Task goal: Sort through the entries below and pull out lines containing the word "items".

Start of Source material

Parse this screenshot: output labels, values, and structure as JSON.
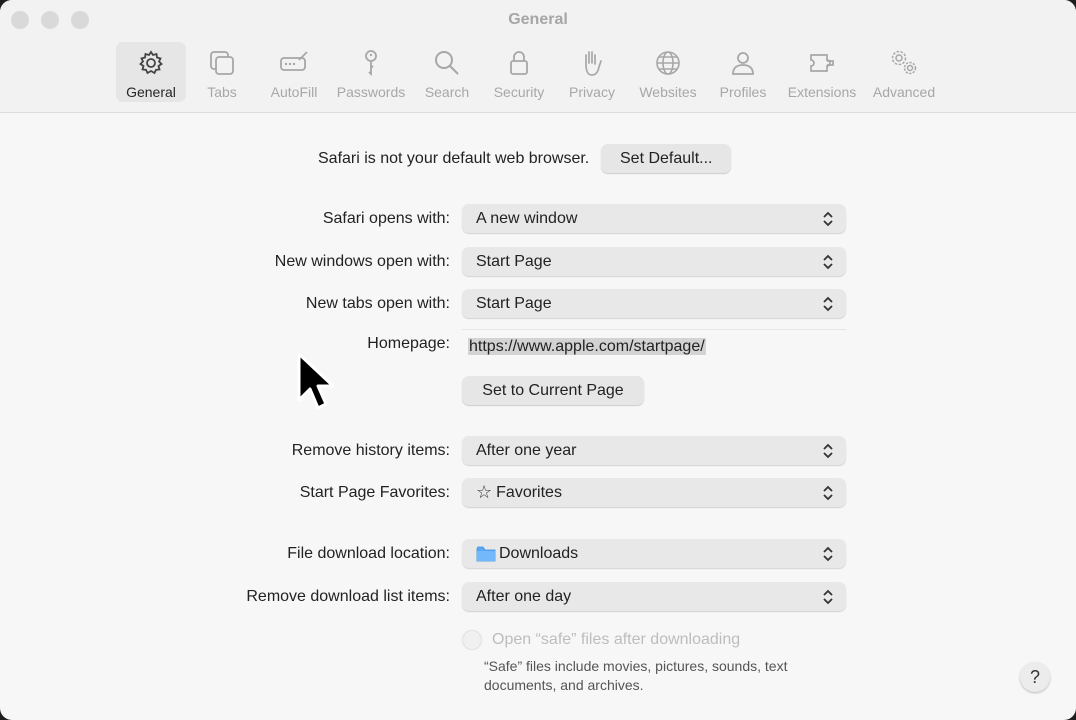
{
  "window": {
    "title": "General"
  },
  "toolbar": {
    "items": [
      {
        "label": "General",
        "icon": "gear-icon",
        "active": true
      },
      {
        "label": "Tabs",
        "icon": "tabs-icon"
      },
      {
        "label": "AutoFill",
        "icon": "autofill-icon"
      },
      {
        "label": "Passwords",
        "icon": "key-icon"
      },
      {
        "label": "Search",
        "icon": "search-icon"
      },
      {
        "label": "Security",
        "icon": "lock-icon"
      },
      {
        "label": "Privacy",
        "icon": "hand-icon"
      },
      {
        "label": "Websites",
        "icon": "globe-icon"
      },
      {
        "label": "Profiles",
        "icon": "person-icon"
      },
      {
        "label": "Extensions",
        "icon": "puzzle-icon"
      },
      {
        "label": "Advanced",
        "icon": "gears-icon"
      }
    ]
  },
  "default_browser": {
    "message": "Safari is not your default web browser.",
    "button": "Set Default..."
  },
  "settings": {
    "opens_with": {
      "label": "Safari opens with:",
      "value": "A new window"
    },
    "new_windows": {
      "label": "New windows open with:",
      "value": "Start Page"
    },
    "new_tabs": {
      "label": "New tabs open with:",
      "value": "Start Page"
    },
    "homepage": {
      "label": "Homepage:",
      "value": "https://www.apple.com/startpage/",
      "button": "Set to Current Page"
    },
    "remove_history": {
      "label": "Remove history items:",
      "value": "After one year"
    },
    "favorites": {
      "label": "Start Page Favorites:",
      "value": "Favorites"
    },
    "download_location": {
      "label": "File download location:",
      "value": "Downloads"
    },
    "remove_download": {
      "label": "Remove download list items:",
      "value": "After one day"
    },
    "open_safe": {
      "label": "Open “safe” files after downloading",
      "checked": false
    },
    "safe_note": "“Safe” files include movies, pictures, sounds, text documents, and archives."
  },
  "help": {
    "label": "?"
  },
  "colors": {
    "folder": "#5aa9f5",
    "popup": "#e8e8e8",
    "active_tab": "#e6e6e6"
  }
}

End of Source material

Solution to the exercise:
    "items": [
      "label": "Remove history items:",
      "label": "Remove download list items:",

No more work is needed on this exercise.